Adam, it seems to me that Blake was pointing out a trend that is taking place in many (not all, or even a majority) of wineries, not an assessment of what is physiologically happening in the vineyard.

I bet if Blake said the earth was round, you'd remind him it's an oval.

SiduriWines said...

Mark

I was actually commenting on the article itself which Blake quoted about grapes being picked earlier.

Adam Lee

W. Blake Gray said...

I'm just writing about the article itself, which is news. We can debate the 2012 harvest another day. The point isn't what 2012 will give winemakers: the point is what the very mainstream, non-food media is starting to tell consumers about California wine.

That may affect when you pick in the future, Adam.

Pietro Buttitta said...

From a ground level view I feel quite confident stating that the darker wines still outsell the lighter ones in our tasting room by a good margin, and wine judges still usually award the highest oaked, non-typicity wines in California competitions. I love championing the lighter, delicate side, and it is my personal preference and strongpoint in out winery, but in my corner of the North Coast world bigger and darker still sells more, and aside from a few highly-tuned pockets of knowledgeable enthusiasts, it may be a while before that dominates the market. Haven't heard of any barrel purveyors going out of business lately either...

SiduriWines said...

Blake,

I guess I am confused. The article, the part you quoted, talked about vines being harvested early. I simply commented about the fact that, numerically, the vines were harvested later (at higher sugars) than in a number of previous years. We were both writing about the article.

And I have no clue at all why or what you mean by having an effect on when I pick in the future. Help me out with that one, please.

Adam Lee
Siduri Wines

Jonas Landau, everydaywineguy said...

In the retail establishment I moonlight in, I've definitely seen growing interest in lighter style reds, especially Pinot Noir, and in unoaked, more balanced Chardonnays. Concentration is probably still king but I think there is some balancing out going on in terms of our customer's tastes.

Pete said...

Funny, I saw this post and then the new Wine Enthusiast arrived and when I flipped it open the first thing I encountered was a full page winery ad with the big headline, "RICH IS ALWAYS A GOOD THING"!

W. Blake Gray said...

Pete: An ad, huh? Thought that was the editorial policy.

Pinotgraves said...

I was pulled up short by the geography--a poor representation of Sonoma County.....

Pinotgraves said...

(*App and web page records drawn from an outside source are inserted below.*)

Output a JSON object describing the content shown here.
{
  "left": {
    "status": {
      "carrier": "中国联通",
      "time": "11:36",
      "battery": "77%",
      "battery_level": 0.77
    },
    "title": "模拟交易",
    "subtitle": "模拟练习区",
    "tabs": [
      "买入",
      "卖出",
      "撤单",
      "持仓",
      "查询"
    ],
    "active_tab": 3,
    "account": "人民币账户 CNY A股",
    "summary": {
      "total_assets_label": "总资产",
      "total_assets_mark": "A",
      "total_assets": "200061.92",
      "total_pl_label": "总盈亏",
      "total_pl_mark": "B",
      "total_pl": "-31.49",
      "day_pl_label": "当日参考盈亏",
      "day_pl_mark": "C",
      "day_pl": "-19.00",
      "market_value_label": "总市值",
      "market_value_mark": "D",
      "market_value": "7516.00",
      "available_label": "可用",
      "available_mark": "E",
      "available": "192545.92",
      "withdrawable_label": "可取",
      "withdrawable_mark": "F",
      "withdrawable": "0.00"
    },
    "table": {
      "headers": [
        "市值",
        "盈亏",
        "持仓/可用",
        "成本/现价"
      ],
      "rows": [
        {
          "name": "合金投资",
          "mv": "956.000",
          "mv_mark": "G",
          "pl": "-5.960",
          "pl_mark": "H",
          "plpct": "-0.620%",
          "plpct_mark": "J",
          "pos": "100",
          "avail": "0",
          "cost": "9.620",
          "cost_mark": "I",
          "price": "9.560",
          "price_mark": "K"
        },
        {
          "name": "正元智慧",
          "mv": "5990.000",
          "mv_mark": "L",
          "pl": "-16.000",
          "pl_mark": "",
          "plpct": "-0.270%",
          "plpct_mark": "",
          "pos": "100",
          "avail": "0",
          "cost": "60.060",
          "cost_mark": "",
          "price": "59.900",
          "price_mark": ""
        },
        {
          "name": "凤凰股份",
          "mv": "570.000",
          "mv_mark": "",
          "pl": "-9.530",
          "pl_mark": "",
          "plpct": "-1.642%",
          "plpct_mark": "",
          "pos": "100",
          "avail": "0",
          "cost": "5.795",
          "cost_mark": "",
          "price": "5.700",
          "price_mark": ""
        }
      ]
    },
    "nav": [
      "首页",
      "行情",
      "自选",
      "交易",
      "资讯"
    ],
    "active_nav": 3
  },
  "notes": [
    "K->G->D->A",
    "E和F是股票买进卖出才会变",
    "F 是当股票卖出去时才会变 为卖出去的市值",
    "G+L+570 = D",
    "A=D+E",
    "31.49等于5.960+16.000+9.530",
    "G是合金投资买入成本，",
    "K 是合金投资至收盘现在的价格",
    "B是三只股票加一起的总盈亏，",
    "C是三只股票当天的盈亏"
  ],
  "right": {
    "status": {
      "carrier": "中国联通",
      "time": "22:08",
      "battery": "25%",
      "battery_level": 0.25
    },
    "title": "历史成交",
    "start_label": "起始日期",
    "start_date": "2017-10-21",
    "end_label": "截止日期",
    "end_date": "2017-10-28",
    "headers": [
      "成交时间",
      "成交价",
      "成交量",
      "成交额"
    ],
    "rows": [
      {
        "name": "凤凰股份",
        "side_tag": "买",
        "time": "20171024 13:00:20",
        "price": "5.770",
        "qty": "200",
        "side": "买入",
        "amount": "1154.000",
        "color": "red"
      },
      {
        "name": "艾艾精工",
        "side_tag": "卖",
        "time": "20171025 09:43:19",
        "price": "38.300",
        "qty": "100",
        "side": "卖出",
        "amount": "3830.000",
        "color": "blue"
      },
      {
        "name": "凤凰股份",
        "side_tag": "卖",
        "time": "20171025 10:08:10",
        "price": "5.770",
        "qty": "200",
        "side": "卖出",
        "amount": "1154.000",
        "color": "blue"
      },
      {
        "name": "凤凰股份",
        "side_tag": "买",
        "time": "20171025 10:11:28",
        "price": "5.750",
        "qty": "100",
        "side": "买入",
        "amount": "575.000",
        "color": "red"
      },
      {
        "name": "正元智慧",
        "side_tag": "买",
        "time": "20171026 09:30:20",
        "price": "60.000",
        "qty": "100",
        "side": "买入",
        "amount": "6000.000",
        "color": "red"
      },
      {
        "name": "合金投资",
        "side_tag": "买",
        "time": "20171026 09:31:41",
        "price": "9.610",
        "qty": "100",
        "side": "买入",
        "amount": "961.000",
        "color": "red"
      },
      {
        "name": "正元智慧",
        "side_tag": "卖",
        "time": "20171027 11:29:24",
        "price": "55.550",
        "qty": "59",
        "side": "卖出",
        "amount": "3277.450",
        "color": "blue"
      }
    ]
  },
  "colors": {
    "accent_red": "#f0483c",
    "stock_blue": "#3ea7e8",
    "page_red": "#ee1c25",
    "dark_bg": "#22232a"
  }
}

I was pulled up short by the geography--a poor representation of Sonoma County.....

Ross said...

Adam Lee is the Michael Savage of the wine world(the Gray Report), and I mean that in the most sincere way possible.